3. Guilty Pleasures
Authored by Laurell K. Hamilton
First published on October 1, 1993
355 pages — 4.02 on Goodreads
Laurell K. Hamilton has over 25 books under her belt in the Anita Blake, Vampire Hunter series—a series that involves everything from vampire killings to zombie pets to paranormal consulting.
The series follows the eponymous Anita Blake, a kickass re-animator who doubles as a vampire executioner. When she's asked to investigate a string of vampire murders, Anita finds herself falling for master vampire Jean-Claude.
Vampire sagas are very popular these days, and the genre owes a lot to Hamilton's Anita Blake, Vampire Hunter books, which started in 1993 and paved the way for urban fantasy's explosion.
Guilty Pleasures is just the beginning, so if you enjoy this one, you have plenty more waiting for you afterwards.
2. The Southern Book Club's Guide to Slaying Vampires
Authored by Grady Hendrix
First published on April 7, 2020
410 pages — 3.81 on Goodreads
In The Southern Book Club's Guide to Slaying Vampires, Patricia Campbell lives an average life with her husband, teenage children, and a senile mother-in-law.
She looks forward to her weekly book club meetings, where each member shares in her own passion for true crime.
But one day, after Patricia is attacked by an elderly neighbor, she's befriended by that same neighbor's handsome and charming nephew James.
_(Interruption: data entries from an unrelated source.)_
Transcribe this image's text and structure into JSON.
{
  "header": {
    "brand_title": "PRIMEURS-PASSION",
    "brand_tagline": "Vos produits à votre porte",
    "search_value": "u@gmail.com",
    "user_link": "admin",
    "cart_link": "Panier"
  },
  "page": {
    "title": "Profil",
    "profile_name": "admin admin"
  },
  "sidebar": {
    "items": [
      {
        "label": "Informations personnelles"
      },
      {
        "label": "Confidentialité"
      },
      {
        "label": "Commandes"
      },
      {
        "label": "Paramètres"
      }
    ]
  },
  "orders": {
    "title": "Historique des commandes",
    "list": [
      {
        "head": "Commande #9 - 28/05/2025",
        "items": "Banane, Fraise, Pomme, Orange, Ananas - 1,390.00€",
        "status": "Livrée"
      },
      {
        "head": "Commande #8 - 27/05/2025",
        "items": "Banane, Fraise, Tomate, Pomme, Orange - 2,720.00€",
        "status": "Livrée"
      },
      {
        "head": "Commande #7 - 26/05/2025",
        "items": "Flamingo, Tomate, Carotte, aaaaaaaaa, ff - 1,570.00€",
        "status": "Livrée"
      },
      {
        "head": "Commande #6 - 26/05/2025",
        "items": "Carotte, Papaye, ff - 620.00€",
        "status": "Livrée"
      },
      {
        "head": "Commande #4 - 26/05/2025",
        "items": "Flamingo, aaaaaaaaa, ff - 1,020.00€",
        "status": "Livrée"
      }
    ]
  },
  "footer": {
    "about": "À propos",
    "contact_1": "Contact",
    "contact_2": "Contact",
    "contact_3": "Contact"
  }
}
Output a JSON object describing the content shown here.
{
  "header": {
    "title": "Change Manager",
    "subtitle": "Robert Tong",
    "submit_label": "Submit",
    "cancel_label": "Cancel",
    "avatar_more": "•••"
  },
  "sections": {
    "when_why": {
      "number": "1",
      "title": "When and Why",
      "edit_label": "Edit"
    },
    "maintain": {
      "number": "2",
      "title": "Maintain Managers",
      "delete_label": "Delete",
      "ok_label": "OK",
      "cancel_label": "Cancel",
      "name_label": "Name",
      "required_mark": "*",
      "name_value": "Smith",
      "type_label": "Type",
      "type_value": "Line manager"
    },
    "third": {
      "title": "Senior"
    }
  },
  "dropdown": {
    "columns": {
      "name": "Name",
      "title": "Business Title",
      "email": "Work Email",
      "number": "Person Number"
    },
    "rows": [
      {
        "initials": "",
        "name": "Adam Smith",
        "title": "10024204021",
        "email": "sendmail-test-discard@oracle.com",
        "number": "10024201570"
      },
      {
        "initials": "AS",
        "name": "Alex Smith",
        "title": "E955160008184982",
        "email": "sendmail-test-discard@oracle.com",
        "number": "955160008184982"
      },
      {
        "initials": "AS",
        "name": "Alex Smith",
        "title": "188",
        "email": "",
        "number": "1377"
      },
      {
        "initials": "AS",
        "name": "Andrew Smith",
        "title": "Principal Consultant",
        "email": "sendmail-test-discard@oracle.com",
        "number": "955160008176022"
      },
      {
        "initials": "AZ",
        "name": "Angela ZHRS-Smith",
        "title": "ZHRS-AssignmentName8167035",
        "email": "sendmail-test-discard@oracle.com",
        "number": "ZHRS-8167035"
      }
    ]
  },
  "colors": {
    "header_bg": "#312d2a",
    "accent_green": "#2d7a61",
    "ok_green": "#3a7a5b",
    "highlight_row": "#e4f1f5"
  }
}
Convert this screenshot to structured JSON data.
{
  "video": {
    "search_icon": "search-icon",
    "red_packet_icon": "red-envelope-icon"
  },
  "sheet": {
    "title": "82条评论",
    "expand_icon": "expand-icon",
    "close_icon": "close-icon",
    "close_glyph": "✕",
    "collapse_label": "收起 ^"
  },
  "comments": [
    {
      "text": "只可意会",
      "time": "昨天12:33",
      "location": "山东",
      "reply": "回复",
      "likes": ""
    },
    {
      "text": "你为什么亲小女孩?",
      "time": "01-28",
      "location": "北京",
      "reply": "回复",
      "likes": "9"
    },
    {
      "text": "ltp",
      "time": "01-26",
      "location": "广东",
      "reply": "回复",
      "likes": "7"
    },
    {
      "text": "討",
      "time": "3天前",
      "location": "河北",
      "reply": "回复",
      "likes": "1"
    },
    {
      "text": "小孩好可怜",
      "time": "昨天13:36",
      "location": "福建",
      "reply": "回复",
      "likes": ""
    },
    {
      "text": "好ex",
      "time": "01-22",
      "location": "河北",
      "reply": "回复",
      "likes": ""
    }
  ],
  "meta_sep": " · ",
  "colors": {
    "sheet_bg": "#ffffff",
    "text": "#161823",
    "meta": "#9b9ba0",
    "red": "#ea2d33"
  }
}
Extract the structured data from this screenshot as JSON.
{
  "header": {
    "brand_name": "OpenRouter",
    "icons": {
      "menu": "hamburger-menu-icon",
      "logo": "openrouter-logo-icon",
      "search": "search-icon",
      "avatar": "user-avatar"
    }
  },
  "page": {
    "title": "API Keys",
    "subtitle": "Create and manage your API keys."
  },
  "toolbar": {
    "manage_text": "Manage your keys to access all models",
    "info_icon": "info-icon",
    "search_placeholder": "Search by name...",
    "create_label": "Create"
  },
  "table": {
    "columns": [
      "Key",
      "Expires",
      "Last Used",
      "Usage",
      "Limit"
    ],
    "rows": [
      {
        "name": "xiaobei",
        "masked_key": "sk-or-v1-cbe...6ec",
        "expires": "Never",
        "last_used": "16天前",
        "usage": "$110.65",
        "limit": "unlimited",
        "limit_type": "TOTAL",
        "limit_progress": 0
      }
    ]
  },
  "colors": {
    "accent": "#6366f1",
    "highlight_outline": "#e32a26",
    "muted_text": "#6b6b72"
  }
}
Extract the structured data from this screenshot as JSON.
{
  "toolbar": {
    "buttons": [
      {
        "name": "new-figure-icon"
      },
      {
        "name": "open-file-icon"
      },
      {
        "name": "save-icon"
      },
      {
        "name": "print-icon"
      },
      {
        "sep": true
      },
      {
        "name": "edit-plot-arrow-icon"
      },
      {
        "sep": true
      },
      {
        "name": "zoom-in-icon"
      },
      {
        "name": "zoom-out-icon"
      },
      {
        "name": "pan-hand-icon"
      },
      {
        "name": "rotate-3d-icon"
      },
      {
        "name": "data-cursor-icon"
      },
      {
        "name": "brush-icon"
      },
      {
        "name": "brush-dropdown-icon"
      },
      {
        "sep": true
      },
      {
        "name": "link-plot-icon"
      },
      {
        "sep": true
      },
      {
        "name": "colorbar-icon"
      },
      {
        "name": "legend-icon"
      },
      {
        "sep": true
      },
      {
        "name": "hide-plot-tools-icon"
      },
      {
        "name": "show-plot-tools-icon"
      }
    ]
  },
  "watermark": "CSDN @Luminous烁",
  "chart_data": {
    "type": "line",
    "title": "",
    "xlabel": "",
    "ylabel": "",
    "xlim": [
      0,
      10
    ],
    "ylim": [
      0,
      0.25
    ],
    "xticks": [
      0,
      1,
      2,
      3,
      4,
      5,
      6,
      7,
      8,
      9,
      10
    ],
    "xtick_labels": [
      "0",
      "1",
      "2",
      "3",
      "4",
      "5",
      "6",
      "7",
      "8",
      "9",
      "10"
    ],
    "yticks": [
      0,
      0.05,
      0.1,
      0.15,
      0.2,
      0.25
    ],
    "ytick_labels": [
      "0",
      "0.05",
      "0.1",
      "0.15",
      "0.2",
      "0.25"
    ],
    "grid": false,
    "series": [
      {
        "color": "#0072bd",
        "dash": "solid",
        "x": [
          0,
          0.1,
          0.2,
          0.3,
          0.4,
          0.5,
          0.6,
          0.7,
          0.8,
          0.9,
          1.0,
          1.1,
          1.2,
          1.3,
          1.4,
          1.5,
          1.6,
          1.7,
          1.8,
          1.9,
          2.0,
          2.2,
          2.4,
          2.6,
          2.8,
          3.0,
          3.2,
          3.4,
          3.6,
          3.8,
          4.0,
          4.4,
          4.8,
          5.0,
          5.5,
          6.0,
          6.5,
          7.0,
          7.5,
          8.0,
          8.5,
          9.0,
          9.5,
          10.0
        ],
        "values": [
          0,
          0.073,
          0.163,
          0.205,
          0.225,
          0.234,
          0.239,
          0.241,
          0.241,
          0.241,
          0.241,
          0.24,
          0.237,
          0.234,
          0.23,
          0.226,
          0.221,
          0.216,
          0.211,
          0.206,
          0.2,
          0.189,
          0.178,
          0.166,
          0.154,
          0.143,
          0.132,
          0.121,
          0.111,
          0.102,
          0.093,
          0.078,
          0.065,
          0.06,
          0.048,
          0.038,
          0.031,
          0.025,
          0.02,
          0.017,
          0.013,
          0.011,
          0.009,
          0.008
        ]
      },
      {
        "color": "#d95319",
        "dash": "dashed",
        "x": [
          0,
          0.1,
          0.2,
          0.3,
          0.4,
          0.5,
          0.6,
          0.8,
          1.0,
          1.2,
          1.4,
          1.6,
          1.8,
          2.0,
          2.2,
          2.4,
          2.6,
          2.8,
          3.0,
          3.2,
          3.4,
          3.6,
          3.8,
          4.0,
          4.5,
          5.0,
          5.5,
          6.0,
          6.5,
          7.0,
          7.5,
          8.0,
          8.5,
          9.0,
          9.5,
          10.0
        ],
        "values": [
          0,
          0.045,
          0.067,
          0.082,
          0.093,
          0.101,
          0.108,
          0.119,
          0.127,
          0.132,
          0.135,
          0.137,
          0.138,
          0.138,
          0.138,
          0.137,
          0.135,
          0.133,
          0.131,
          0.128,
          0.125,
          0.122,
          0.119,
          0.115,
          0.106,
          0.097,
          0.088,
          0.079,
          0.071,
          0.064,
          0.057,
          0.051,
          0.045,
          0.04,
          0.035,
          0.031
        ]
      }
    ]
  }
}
Is it a coincidence? Or something sinister?
Patricia begins to suspect that James isn't human, especially after the mysterious disappearance of a group of kids from town.
1. Interview With the Vampire
Authored by Anne Rice
First published on April 12, 1976
346 pages — 4.01 on Goodreads
Anne Rice's iconic novel Interview With the Vampire invites you to recount the life of Louis de Pointe du Lac, a 200-year-old vampire who tells the story of his lengthy past to a young reporter.
Louis was turned into a vampire because his vampire friend, Lestat de Lincourt, wanted a lifelong companion. As the novel progresses, Louis is unwillingly forced to feed on humans, and Lestat's manipulative nature starts to bleed through.
Manipulation, free will, and other aspects of human relationships are masterfully lampshaded in the pages of this thrilling novel.
Interview With the Vampire is one of the most classic books about vampires, first published in 1976 and exhibiting a huge influence on the supernatural genre of literature in its wake.
It ended up getting several sequels (called The Vampire Chronicles), plus a comic adaptation in 1992, a manga adaptation in 1994, a film adaptation in 1994, and a TV series adaptation in 2022.